After reading this section you will be able to do the following:
- Define EMF and explain how it is measured.
- Explain why EMF is important to the flow of electrical current.
- List several examples of sources of electromotive force.
We also need to know something about the force that causes the electrons to move in an electrical circuit. This force is called electromotive force, or EMF. Sometimes it is convenient to think of EMF as electrical pressure. In other words, it is the force that makes electrons move in a certain direction within a conductor.
But how do we create this electrical pressure to generate electron flow? There are many sources of EMF. Some of the more common ones are: batteries, generators, and photovoltaic cells, just to name a few.
Batteries are constructed so there are too many electrons in one material and not enough in another material. The electrons want to balance the electrostatic charge by moving from the material with the excess electrons to the material with the shortage of electrons. However, they cannot because there is no conductive path for them to travel. However, if these two unbalanced materials within the battery are connected together with a conductor, electrical current will flow as the electron moves from the negatively charged area to the positively charged area. When you use a battery, you are allowing electrons to flow from one end of the battery through a conductor and something like a light bulb to the other end of the battery. The battery will work until there is a balance of electrons at both ends of the battery. Caution: you should never connect a conductor to the two ends of a battery without making the electrons pass through something like a light bulb which slows the flow of currents. If the electrons are allowed to flow too fast the conductor will become very hot, and it and the battery may be damaged.

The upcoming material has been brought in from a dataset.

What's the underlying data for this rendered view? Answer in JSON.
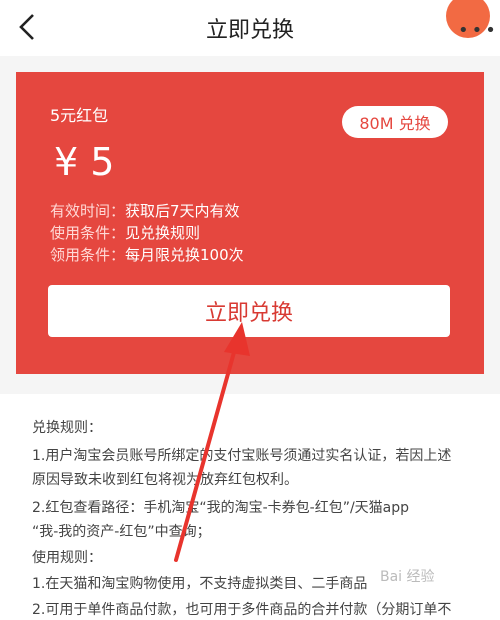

We will discuss how electrical generators use magnetism to create EMF in a coming section. Photovoltaic cells turn light energy from sources like the sun into energy. To understand the photovoltaic process you need to know about semiconductors so we will not cover them in this material.
Take this link to learn more about the volt: What is a volt?
How does the amp and the volt work together in electricity?
To understand how voltage and amperage are related, it is sometimes useful to make an analogy with water. Look at the picture here of water flowing in a garden hose. Think of electricity flowing in a wire in the same way as the water flowing in the hose. The voltage causing the electrical current to flow in the wire can be considered the water pressure at the faucet, which causes the water to flow. If we were to increase the pressure at the hydrant, more water would flow in the hose. Similarly, if we increase electrical pressure or voltage, more electrons would flow in the wire.
Does it also make sense that if we were to remove the pressure from the hydrant by turning it off, the water would stop flowing? The same is true with an electrical circuit. If we remove the voltage source, or EMF, no current will flow in the wires.
Another way of saying this is: without EMF, there will be no current. Also, we could say that the free electrons of the atoms move in random directions unless they are pushed or pulled in one direction by an outside force, which we call electromotive force, or EMF.
- EMF is electromotive force. EMF causes the electrons to move in a particular direction.
- EMF is measured in units called volts.